### Data records

########

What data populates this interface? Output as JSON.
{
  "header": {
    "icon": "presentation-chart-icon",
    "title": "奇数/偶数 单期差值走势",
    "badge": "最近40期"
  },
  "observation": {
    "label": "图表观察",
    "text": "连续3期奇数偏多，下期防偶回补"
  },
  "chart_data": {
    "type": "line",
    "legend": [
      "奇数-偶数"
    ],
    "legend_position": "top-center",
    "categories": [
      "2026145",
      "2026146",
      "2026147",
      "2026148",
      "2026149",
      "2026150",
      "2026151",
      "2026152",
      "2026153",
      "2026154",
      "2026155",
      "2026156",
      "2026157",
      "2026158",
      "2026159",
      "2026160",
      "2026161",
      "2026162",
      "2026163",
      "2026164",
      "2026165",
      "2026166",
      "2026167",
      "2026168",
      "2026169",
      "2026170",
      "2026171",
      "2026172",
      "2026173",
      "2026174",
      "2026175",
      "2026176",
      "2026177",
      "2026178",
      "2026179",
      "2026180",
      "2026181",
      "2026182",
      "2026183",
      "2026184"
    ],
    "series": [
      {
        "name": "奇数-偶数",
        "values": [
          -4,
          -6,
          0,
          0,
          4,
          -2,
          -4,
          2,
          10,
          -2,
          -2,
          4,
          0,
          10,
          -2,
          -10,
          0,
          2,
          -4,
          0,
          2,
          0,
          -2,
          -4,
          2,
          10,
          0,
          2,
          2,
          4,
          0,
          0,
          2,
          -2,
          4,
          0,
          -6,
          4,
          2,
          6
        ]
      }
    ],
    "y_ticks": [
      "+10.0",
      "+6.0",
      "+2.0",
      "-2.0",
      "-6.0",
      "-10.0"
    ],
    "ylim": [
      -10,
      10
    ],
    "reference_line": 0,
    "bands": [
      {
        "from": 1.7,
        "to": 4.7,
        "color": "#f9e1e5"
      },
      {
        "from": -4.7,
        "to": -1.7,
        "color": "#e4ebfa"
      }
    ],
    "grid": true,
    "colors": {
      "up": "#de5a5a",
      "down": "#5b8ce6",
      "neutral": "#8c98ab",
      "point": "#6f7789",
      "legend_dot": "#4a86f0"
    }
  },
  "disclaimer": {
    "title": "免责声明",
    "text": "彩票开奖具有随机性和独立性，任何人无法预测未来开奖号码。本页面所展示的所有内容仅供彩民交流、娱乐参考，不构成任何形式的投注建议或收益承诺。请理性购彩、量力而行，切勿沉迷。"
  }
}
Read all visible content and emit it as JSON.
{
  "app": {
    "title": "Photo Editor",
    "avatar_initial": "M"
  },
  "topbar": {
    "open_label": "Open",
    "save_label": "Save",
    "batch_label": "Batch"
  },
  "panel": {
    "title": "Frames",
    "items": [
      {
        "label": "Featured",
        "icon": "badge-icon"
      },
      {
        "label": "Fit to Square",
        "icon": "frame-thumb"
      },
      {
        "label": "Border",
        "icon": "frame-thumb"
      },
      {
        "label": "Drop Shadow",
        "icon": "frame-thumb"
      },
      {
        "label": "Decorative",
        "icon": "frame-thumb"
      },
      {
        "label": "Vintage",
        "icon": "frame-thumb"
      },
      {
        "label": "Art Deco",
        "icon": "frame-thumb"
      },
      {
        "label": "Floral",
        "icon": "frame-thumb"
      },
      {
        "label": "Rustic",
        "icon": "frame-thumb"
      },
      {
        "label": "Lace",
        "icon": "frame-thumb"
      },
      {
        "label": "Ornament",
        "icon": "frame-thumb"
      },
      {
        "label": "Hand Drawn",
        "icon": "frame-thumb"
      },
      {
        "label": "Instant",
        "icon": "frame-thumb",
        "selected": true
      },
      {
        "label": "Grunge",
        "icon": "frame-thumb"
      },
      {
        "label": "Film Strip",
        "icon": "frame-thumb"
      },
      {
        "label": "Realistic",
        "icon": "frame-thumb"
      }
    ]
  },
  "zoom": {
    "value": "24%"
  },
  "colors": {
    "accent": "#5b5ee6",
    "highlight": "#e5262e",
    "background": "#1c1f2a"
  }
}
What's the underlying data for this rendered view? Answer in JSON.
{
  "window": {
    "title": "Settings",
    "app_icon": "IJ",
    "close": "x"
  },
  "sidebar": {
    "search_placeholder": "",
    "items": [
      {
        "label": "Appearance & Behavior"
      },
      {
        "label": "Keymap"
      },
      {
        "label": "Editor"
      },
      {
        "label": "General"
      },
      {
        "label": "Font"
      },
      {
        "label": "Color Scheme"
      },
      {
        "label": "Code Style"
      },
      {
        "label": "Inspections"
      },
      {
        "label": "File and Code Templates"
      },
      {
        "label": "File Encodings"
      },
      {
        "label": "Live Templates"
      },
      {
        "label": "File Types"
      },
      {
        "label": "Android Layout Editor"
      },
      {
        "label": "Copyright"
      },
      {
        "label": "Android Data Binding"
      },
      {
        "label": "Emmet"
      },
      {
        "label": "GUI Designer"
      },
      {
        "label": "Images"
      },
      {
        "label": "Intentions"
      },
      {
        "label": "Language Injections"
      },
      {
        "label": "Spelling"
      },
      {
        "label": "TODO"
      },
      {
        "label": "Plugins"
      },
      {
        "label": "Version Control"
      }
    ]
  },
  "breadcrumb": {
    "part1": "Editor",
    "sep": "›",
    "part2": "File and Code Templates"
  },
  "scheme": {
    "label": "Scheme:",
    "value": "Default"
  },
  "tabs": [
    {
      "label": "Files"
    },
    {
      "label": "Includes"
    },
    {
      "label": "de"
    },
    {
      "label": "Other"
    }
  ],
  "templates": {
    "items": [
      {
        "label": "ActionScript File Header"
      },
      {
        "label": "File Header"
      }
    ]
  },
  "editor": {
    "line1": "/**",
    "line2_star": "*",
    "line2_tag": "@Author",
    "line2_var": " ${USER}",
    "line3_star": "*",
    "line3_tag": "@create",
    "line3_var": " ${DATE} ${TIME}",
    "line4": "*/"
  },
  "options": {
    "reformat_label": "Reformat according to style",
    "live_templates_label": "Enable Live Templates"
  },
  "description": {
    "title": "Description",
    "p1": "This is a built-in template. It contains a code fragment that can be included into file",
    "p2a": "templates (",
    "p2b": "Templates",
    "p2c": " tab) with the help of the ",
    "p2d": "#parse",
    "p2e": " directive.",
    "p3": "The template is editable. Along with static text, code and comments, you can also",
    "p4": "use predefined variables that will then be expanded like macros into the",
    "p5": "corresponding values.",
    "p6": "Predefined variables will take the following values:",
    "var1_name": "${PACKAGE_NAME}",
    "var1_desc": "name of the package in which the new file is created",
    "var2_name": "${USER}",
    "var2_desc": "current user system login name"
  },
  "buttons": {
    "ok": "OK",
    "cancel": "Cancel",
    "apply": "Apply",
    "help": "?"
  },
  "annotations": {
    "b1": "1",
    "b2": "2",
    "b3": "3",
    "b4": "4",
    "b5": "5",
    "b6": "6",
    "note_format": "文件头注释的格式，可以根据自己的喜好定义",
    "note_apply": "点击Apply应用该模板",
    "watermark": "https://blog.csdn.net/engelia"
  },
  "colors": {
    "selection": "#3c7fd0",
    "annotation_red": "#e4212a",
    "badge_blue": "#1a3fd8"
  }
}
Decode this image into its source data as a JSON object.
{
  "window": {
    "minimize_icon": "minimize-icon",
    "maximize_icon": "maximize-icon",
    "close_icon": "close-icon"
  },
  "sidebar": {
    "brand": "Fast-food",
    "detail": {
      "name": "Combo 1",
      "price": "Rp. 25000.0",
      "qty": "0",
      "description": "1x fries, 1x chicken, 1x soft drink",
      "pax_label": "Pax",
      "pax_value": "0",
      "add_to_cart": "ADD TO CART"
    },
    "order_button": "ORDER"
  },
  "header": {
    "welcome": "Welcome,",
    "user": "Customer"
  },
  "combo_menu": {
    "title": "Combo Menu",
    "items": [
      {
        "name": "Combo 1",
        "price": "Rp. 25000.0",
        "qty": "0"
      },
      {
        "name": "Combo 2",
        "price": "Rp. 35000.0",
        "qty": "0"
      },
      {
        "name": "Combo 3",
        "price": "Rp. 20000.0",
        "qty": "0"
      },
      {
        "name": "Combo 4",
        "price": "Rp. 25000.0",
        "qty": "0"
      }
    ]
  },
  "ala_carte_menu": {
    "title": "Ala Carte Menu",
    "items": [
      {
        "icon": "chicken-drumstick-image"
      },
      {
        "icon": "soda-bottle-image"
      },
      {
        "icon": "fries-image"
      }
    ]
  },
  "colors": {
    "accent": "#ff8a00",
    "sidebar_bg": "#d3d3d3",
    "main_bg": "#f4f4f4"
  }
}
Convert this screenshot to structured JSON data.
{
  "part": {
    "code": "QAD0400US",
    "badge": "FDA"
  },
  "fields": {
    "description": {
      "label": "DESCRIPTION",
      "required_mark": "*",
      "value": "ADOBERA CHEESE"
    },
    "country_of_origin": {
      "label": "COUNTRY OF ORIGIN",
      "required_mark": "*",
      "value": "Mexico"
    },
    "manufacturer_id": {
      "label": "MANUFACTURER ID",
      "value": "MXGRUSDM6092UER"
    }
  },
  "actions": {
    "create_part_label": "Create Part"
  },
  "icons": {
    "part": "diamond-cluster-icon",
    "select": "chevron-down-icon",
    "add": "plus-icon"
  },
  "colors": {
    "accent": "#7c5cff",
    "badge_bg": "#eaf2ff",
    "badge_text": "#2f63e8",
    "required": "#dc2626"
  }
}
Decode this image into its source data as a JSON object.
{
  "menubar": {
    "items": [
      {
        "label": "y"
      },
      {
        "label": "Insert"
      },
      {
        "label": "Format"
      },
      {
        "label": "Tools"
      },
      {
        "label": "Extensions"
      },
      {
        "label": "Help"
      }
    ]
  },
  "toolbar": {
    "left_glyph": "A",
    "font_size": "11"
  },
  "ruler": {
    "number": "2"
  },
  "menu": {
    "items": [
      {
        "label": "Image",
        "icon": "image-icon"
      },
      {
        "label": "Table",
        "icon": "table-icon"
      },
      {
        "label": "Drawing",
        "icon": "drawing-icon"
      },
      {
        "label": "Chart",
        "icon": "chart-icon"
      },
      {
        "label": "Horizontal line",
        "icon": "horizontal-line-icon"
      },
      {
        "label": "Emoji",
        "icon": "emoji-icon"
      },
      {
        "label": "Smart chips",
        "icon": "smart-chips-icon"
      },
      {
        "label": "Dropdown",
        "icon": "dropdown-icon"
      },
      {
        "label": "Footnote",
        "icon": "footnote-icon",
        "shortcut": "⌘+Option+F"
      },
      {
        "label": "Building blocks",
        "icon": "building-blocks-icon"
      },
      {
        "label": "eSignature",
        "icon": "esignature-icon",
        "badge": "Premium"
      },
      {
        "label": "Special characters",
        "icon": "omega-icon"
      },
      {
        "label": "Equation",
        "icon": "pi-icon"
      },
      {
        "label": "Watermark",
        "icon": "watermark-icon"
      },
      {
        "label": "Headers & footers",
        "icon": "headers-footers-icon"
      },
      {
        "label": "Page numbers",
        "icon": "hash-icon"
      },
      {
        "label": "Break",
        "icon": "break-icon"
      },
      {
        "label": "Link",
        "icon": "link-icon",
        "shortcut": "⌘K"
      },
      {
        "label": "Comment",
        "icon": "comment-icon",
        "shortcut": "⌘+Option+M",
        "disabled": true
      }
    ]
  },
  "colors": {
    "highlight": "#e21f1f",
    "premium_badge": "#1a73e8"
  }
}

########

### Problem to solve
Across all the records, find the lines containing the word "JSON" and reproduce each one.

### Result of the task
What data populates this interface? Output as JSON.
Read all visible content and emit it as JSON.
What's the underlying data for this rendered view? Answer in JSON.
Decode this image into its source data as a JSON object.
Convert this screenshot to structured JSON data.
Decode this image into its source data as a JSON object.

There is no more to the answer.